Tyler Glasnow ($2.8MM/$5.1MM/$3.2MM)

Tyler Glasnow has been one of the better pitchers in the majors since being traded to the Rays in the Chris Archer deal. This will be Glasnow’s second trip through arbitration with two trips remaining as a Super Two eligible player. In 2020 he was awarded $2.05MM, so a raise to the $3MM range seems light. This will all depend how MLB will treat 2020 in arbitration.

Regardless of the amount this is a price the Rays will pay. Glasnow is a necessary part of the rotation and a clubhouse leader as the MLBPA player’s rep for the Rays.

Manuel Margot ($2.8MM/$3.6MM/$2.9MM)
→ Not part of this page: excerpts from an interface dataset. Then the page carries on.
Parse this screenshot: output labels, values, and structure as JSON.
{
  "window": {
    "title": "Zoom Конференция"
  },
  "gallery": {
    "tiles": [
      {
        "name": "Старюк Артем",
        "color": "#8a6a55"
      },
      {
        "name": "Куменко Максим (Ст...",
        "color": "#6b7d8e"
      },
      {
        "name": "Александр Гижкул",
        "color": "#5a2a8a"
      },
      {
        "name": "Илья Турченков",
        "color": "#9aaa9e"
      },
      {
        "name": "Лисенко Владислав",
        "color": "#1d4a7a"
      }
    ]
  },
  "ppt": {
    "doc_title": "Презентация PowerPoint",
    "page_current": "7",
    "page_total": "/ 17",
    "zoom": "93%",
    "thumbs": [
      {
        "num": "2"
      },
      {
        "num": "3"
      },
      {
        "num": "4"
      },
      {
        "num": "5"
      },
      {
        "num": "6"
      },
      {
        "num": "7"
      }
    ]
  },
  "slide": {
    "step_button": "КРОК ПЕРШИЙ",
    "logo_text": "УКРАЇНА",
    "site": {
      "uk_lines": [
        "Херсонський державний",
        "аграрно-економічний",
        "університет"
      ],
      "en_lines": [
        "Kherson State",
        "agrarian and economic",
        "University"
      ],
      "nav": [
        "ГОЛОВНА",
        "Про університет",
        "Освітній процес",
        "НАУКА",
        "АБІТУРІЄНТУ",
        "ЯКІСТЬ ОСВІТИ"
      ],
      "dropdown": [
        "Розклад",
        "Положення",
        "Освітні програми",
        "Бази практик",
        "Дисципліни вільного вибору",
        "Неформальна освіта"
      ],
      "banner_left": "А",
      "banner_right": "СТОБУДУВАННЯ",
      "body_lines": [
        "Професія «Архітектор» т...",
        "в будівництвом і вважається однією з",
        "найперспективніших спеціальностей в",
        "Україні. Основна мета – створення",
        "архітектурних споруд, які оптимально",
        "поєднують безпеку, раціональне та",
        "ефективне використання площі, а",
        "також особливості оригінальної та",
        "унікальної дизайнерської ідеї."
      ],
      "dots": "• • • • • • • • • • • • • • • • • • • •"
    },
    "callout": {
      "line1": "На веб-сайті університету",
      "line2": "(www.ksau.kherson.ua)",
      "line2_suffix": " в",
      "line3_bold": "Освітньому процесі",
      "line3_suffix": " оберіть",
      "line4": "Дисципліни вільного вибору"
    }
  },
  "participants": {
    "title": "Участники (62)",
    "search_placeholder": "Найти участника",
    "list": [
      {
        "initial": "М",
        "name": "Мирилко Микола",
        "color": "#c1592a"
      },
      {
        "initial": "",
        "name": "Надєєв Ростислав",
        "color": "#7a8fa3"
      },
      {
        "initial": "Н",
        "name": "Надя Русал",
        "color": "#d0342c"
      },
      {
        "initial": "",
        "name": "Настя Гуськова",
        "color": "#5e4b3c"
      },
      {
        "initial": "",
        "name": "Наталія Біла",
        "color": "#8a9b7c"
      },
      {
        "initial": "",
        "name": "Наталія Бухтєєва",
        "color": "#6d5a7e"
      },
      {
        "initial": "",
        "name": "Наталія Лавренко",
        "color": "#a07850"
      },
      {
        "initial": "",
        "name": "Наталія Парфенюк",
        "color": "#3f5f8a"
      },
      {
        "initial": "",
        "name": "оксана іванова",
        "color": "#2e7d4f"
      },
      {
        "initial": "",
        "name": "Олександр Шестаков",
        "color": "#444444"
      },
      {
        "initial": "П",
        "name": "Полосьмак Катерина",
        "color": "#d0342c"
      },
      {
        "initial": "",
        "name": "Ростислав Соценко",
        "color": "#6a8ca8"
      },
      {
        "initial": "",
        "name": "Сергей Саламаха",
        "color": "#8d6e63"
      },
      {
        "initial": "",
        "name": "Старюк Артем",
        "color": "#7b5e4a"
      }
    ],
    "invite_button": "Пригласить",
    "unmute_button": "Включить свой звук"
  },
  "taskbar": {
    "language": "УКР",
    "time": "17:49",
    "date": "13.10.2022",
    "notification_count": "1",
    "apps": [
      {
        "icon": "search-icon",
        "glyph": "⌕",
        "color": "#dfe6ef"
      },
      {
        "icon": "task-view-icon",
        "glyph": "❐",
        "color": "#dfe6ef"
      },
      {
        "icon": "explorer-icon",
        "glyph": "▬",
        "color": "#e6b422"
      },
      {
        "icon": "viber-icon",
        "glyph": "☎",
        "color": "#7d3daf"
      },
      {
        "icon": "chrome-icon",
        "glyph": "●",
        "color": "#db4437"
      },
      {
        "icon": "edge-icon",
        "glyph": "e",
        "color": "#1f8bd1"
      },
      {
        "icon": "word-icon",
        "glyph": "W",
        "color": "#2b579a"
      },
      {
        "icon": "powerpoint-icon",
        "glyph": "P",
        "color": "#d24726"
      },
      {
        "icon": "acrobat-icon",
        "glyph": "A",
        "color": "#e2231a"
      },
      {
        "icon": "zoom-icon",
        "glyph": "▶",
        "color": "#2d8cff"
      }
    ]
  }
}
Manuel Margot came over from the San Diego Padres late last offseason in the trade for Emilio Pagan. He hit .269/.327/.352 and put up a 92 wRC+ in 159 plate appearances. He played very good defense and was a very capable replacement for Kevin Kiermaier when he needed a day off in centerfield.

The raise is expected to be relatively small over his $2.475MM salary in 2020. The question is less “will the Rays continue to employ Margot in 2021” and more “will the Rays trade Kiermaier.” The team currently has three roster spots (including Brett Phillips) and something like $15 million dedicated to one position for 2021. Something’s gotta give.

Joey Wendle ($1.6MM/$2.7MM/$1.6MM)

Joey Wendle struggled in 2019 due to injuries, but in 2020 he hit .286/.342/.435 and put up a 116 wRC+. This was a line that was almost identical to his 2018 rookie season where he put up 3.8 fWAR in a full season.

On a healthy roster Wendle has been used in the regular season by the Rays as a utility player, mostly due to Brandon Lowe’s locking down Wendle’s natural position of second base, but when push came to shove, the Rays trusted Wendle to be their starter at third base throughout the World Series.

In other words, if he hits like 2018/2020 he is a starter on any team in baseball, and can play almost anywhere and should somebody be injured.

The Rays have incredible depth right now, so if they are looking to trim payroll they could look to trade Wendle and give the utility infield job to Taylor Walls, with Wander Franco the next man to come up if an injury occurs in the infield.

MLB: World Series-Tampa Bay Rays at Los Angeles Dodgers
Joey Wendle (18) throws to first base for an out during the third inning against the Los Angeles Dodgers during game six of the 2020 World Series at Globe Life Field.
Tim Heitman-USA TODAY Sports

Ryan Yarbrough ($2.2MM/$3.6MM/$2.2MM)

Ryan Yarbrough has the most interesting MLB arbitration case in a long time. Is he a starter or reliever? Finding comparables for him is very difficult.

The truth is he’s more a starter than reliever as he has averaged just under 4.5 innings per appearance. He’s not an innings eater, but that is starter and he should be compared to such as his peers. Yarbrough has put up an impressive 3.94 ERA/3.87 FIP/4.33 xFIP over 344.2 Major League innings. This puts him anywhere from 2% to 9% better than the average major league pitcher.

The Rays will tender a contract to Yarbrough, but how arbiters handle his usage will set some precedent. Arbiters aren’t baseball people, and generally only look at counting and rate stats, so this could get interesting if it goes to trial.